## Entries shown
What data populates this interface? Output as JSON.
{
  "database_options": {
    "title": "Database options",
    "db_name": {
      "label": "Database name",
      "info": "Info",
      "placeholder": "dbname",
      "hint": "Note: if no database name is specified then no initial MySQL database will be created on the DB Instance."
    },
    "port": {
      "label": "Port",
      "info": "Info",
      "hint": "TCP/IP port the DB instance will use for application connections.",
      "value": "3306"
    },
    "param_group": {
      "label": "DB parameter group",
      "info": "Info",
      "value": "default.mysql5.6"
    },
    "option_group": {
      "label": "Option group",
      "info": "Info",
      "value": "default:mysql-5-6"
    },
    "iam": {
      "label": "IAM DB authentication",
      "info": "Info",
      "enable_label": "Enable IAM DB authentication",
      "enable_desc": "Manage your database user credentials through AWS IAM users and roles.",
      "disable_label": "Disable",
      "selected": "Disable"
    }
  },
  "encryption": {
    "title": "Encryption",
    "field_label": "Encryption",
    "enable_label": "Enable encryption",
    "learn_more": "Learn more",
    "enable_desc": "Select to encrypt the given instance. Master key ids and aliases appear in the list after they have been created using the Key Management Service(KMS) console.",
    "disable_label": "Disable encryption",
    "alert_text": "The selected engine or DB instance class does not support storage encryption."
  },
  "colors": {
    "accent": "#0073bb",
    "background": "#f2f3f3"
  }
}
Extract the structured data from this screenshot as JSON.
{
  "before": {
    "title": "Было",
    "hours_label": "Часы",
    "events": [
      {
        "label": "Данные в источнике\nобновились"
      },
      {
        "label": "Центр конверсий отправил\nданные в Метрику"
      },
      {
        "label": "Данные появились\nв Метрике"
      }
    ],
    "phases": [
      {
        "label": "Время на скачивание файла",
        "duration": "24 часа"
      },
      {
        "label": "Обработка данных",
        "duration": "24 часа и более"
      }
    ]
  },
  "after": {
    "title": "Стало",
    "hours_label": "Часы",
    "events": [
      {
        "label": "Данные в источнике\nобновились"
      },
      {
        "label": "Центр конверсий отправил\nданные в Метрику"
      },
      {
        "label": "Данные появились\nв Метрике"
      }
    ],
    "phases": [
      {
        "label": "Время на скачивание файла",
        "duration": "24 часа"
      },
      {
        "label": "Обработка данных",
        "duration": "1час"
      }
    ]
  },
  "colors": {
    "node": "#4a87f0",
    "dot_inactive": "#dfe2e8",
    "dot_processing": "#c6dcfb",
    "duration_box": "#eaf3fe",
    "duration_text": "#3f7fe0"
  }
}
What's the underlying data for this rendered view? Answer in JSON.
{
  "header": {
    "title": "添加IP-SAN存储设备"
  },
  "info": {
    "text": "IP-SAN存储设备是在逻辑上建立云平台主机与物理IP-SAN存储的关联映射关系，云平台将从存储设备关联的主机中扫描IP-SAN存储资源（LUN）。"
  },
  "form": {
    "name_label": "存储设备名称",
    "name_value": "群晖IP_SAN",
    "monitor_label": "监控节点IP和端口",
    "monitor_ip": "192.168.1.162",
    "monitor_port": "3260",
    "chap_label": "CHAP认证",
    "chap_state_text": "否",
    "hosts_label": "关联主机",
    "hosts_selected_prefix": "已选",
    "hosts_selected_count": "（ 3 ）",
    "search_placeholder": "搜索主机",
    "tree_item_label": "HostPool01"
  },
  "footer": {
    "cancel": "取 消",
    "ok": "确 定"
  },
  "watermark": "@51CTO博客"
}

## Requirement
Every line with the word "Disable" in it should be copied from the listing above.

## Output below
      "disable_label": "Disable",
      "selected": "Disable"
    "disable_label": "Disable encryption",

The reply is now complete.